By simply making sure that the splice is embedded, you’ll ensure that it has an appropriate medium (like concrete, sand, or stone dust) to prevent overheating.
Once the stairs are completed, they are ready to be used. Just add snow!
Make sure to monitor your system and control throughout the first couple of snowfalls to see if any adjustments are required.
WarmlyYours offers a wide variety of controls for our snow melting systems - from a manual option with a timer that will only activate when you turn it on/off, to an automatic option that will turn on when it senses snow is falling.
These controls (excluding the manual and WiFi options) are able to function with the use of sensors. There are two main types of sensors: slab and aerial. Slab sensors are installed along with the heating element (but never touching it) and they can measure the conditions at the surface (slab sensors are not recommended for use with pavers). Aerial sensors are installed in the open and are actually able to detect whether or not it’s snowing.
For more information about the variety of snow melt controls and sensors available from WarmlyYours, check out this comparison chart.Shop Controls
Most WarmlyYours snow melting systems will continue to run past when the snow stops falling. This will typically evaporate the water left behind, and in its place, you’ll find clean, dry pavers or concrete. Snow melting systems like this allow you to do away with chemical melting agents, which will be easier on your pets and your vehicles. It will also be much easier on your body when you can officially retire the snow shovel.
showing a snow melting system in "tire tracks" format melting snow in a residential driveway. Typically, a snow melting system would be installed in a walkway to provide full coverage.Shop Snow Melting

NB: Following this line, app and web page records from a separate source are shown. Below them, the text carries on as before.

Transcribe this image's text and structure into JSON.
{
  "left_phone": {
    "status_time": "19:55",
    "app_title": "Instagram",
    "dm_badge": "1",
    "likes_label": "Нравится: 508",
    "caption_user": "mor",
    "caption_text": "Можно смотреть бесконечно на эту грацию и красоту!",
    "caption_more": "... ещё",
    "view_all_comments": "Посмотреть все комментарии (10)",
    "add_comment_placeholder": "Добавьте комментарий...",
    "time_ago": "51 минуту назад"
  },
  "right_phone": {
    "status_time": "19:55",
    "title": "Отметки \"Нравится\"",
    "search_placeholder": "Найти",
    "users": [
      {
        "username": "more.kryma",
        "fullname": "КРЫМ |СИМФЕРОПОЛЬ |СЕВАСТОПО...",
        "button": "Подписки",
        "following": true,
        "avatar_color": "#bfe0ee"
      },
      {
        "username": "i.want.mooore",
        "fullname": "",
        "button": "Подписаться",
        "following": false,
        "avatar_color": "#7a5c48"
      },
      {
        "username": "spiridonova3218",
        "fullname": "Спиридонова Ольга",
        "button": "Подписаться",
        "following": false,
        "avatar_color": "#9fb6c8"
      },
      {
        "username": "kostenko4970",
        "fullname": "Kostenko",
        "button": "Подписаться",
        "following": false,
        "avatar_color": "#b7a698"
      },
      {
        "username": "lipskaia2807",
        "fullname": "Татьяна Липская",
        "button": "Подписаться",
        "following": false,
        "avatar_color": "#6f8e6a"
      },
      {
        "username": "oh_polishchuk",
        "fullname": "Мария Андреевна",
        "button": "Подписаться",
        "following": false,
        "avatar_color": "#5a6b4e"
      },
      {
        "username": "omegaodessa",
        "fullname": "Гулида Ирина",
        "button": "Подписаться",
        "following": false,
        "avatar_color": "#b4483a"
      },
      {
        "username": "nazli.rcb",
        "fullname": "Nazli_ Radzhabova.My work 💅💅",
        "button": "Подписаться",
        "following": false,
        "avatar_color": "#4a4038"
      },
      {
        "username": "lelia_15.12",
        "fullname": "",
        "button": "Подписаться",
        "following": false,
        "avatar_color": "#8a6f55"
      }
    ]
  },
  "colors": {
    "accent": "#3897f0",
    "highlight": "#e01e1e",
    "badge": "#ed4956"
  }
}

*All pricing information is MSRP and is subject to change. Operating cost calculation is based on the national average of $0.18 per kWh, but consumption may vary based on individual conditions.